Thanks to worldwide jitters over U.S. trade policies, the growth of new light-vehicle sales is slowing down in global markets for the first time in almost a decade, The Wall Street Journal claimed this week. However, some sources suggest that slackening new-car sales reflect a longer-term trend that was already in play before President Donald J. Trump began threatening to increase tariffs on auto imports into the U.S.
Referencing data from research firm LMC Automotive, WSJ said on Wednesday that worldwide sales in 2018 are on track to hit 97 million vehicles, a 1.8 percent increase over 2017. Problem is, that growth rate is considerably slower than that of the last 10 years, which has averaged 5 percent per year. Slowdowns in projected 2018 auto sales in the U.S., China, and Europe all make up key components of LMC’s gloomy projections.

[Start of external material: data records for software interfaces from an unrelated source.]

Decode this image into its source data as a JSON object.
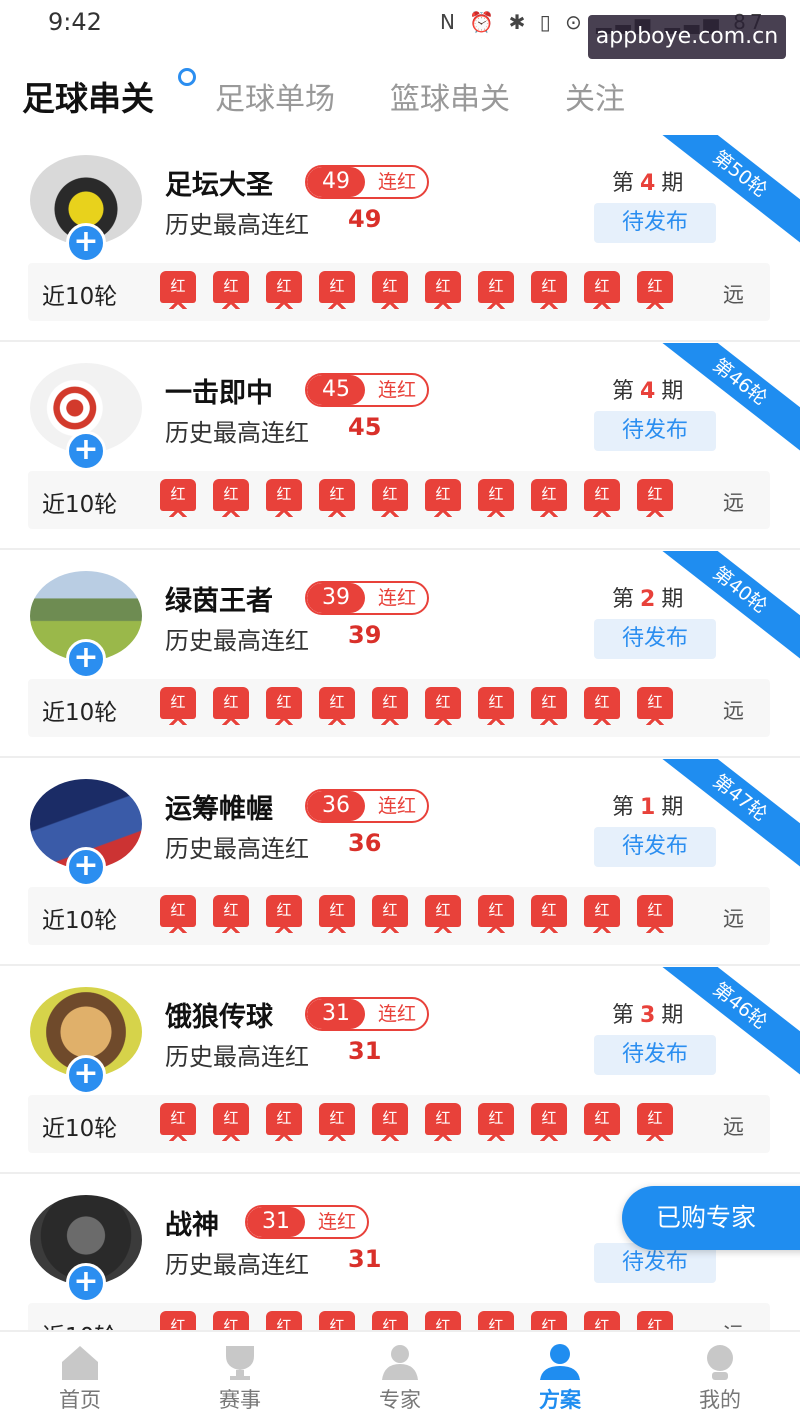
{
  "status_bar": {
    "time": "9:42",
    "icons": "N ⏰ ✱ ▯ ⊙ ▂▃▅ ▂▃▅ 87"
  },
  "watermark": "appboye.com.cn",
  "tabs": [
    {
      "label": "足球串关",
      "active": true
    },
    {
      "label": "足球单场",
      "active": false
    },
    {
      "label": "篮球串关",
      "active": false
    },
    {
      "label": "关注",
      "active": false
    }
  ],
  "common": {
    "streak_suffix": "连红",
    "history_label": "历史最高连红",
    "issue_prefix": "第",
    "issue_suffix": "期",
    "status": "待发布",
    "rounds_label": "近10轮",
    "badge_text": "红",
    "far_label": "远"
  },
  "experts": [
    {
      "name": "足坛大圣",
      "streak": "49",
      "history": "49",
      "issue": "4",
      "ribbon": "第50轮"
    },
    {
      "name": "一击即中",
      "streak": "45",
      "history": "45",
      "issue": "4",
      "ribbon": "第46轮"
    },
    {
      "name": "绿茵王者",
      "streak": "39",
      "history": "39",
      "issue": "2",
      "ribbon": "第40轮"
    },
    {
      "name": "运筹帷幄",
      "streak": "36",
      "history": "36",
      "issue": "1",
      "ribbon": "第47轮"
    },
    {
      "name": "饿狼传球",
      "streak": "31",
      "history": "31",
      "issue": "3",
      "ribbon": "第46轮"
    },
    {
      "name": "战神",
      "streak": "31",
      "history": "31",
      "issue": "",
      "ribbon": ""
    }
  ],
  "purchased_button": "已购专家",
  "bottom_nav": [
    {
      "label": "首页",
      "icon": "home-icon",
      "active": false
    },
    {
      "label": "赛事",
      "icon": "trophy-icon",
      "active": false
    },
    {
      "label": "专家",
      "icon": "expert-icon",
      "active": false
    },
    {
      "label": "方案",
      "icon": "plan-icon",
      "active": true
    },
    {
      "label": "我的",
      "icon": "profile-icon",
      "active": false
    }
  ],
  "colors": {
    "accent": "#1f8df0",
    "red": "#e8413a"
  }
}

The Journal bluntly laid the blame for the shaky sales picture at the door of the White House: “President Trump’s trade policies are undermining consumer confidence in many markets outside the U.S. and are widely seen as the biggest threat to continued economic growth.”
The U.S. auto industry is understandably nervous about the possible effects of a trade war and the disruption it would bring to the industry’s highly-integrated international value chain. (See our recent analysis, “Will a Trade War Disrupt the Automotive Industry?”) In July, Peter K. Welch, president of the National Automobile Dealers Association (NADA), said that a 25 percent U.S. tariff on imported autos and parts would mean that “U.S. GDP would fall by $59.2 billion, and nearly 715,000 Americans would lose their jobs.” For auto dealerships, Welch claimed, “annual revenues would fall by $66.5 billion — $4 million per store — and 117,000 dealership employees — an average of seven per dealership — would have to be laid off.”
But all is not lost, some observers have pointed out. WSJ contended that “An easing of tensions between the U.S. and its major trading partners could prevent the slowdown in auto sales growth from becoming a more rapid decline, analysts say.” One recent example: The U.S. and Mexico announced this week that they would continue a tariff-free trading relationship; that happy announcement gave a lift to the stocks of GM and Ford, along with automakers that run factories in the U.S. and Mexico, such as Daimler, BMW, and Volkswagen.
Not all sources agree that trade tensions are to blame for the sluggish growth in auto sales. James Albertine, auto analyst from Consumer Edge Research, told CNBC on Tuesday that the auto industry is already fighting a difficult operating environment, affected by emissions standards, the decline of diesel, high commodity prices, climbing interest rates, and lower consumer demand.
It’s worth noting also that information-services firm IHS Markit was already predicting in January that light-vehicle sales growth would slow down this year. Markit predicted that global sales would reach 95.9 million units this year, only a 1.5 percent increase over 2017. These projections are not far off from those of LMC; in fact, Markit’s projections were even lower than LMC’s, but were made before the current conflicts between the U.S. and its trading partners.